a later DK antbird painting, but you get the idea. Shazzam!
I first became aware of Debby Kaspari (then Debby Cotter) when a bitchin' antbird illustration, lush with color and strong of drawing, showed up in an issue of Bird Watcher's Digest, the magazine my husband edits, and the whole family publishes. I remember, in fact, where I was standing when I opened the issue and saw the double-page spread--in the old production room where there were little waxed lines of type stuck to everything. It was that long ago. Probably 1992, because we weren't married yet. And my head snapped back, because nothing computed. How could I have missed her? Who WAS this woman who could paint antbirds so beautifully, and why didn't I know her name and her work before Bill did? I whirled around and accosted my editor husband-to-be. "Who did this? Who is she? How did you find her?"

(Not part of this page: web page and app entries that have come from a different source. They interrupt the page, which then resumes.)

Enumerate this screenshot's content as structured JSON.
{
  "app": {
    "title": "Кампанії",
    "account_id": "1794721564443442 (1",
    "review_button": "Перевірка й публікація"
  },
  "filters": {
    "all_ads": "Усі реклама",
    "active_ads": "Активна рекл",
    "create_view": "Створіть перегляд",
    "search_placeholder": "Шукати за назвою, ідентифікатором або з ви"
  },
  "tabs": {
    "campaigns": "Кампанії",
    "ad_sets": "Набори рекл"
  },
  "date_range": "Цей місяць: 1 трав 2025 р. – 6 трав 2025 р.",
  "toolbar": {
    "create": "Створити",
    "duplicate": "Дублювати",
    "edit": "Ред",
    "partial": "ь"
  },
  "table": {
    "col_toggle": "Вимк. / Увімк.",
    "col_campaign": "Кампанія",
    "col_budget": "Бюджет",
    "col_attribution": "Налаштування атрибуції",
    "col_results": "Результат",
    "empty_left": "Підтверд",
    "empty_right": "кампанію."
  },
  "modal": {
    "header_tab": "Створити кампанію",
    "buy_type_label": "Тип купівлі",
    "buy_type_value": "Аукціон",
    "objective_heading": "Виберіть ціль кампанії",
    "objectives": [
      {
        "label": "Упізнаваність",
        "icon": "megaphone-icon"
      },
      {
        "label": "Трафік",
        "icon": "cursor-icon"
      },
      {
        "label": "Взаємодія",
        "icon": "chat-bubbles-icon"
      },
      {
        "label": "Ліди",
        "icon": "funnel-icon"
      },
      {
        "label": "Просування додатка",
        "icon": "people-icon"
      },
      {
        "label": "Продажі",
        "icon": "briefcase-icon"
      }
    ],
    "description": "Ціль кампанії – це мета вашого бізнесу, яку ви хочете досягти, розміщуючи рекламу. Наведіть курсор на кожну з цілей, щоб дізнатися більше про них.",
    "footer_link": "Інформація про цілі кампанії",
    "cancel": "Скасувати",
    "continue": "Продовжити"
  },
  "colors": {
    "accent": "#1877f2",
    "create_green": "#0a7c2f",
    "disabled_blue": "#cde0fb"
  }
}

He started talking, and I gathered little scraps out of the cascade of words. I remember hearing "painter" and "sculptor" and "bluegrass banjo player" and "she's in a band" and then my eyes rolled back in my head and lemons came up where my eyeballs should be like a cartoon slot machine and I remember thinking, "Oh, great. He's going to fall in love with this fabulous California mystery girl who paints antbirds, just like he fell in love with me when I started painting for BWD and then what??"
Well, that didn't happen, probably because I'd met him in person first, and I gradually got used to the idea that there was this painter/draftsman/sculptor/musician out there and then she sent Bill a CD, "Heart's Desire" of her San Francisco bluegrass band, The All Girl Boys,
and the picture of the beautiful brunette in the middle "all dipped in girl dip," as she put it, set me back another couple months...but I eventually got over it. And despite my Leonine fragility we became friends, fast friends and she came out to visit us in Ohio and we threw a summer music party in her honor and Debby played bitchin' banjo breaks on tunes like "Don't Fear the Reaper." This is a song which, having always made her own music instead of blowing out her ears to rock like the rest of us, she had never heard. Bill and I still marvel at that. And I loved her, as I knew I would.
As the Internet slowly loomed up and infiltrated our lives I could keep up with Debby's doings on her web site. I got to see her every now and then, twice, in fact, at the Leigh Yawkey Woodson Art Museum's "Birds in Art" show. Here we are, having our pictures taken in Wisconsin with dear friend, pastel artist Cindy House.
She's painted a bunch of covers for Bird Watcher's Digest--a mockingbird in moonlight; a rufous hummingbird staring a long-eared owl in the face; a painted bunting on cannas; three rubythroats in bougainvillea... We invited her out for an Artist's Gathering at our place and she was enfolded into the loving and supportive arms of our bird-painting artist friends. The emails fly thick and fast, with jpegs, and we pass critiques and praise back and forth through the electrons. We are connected, and we share each other's victories and sorrows alike. Debby's drawings and paintings always take my breath away. I would love to be able to draw like that.
So here's a little gallery, because I know it's hard to draw yourself away to another web site. I've dragged these off debbykaspariart.com. Go there for more.
Macaws over a giant ceiba tree. Pastel and graphite.
Orange-chinned parakeets, demolishing mangoes. Pastel and graphite.
Petersham, Massachusetts. Watercolor, plein air (done on the spot).
Did I mention Debby also teaches plein air drawing?Well, she does. Just another thing she does I'd be scared stiff to try.
Get a load of her line.
Wild turkeys, from life.
Furnariids, antbirds, honeycreepers, swallow tanagers...she's drawing so fast and furiously that she draws one bird over another. From life, Peru.
Coati studies. Deb's mammals just blow me away. Has she got the beady-eyed squint down or what?
Buttress roots, drawn on site. Just another of the things that scares me about Deb. She can sit for two days in one spot and produce something like this. We have to be careful when we're hiking because she might plop herself down and pull out her sketchbook and get all lost in tree roots or bark and then we'd have to bring her water and sandwiches until she'd recorded every last beautiful convolution.
Like the bark of this cottonwood in Oklahoma last month. She kind of murmured when she saw it and started walking toward it.
And before Tim and I knew it she was hugging that tree and I grabbed my camera because candid photos of actual tree huggers are rare.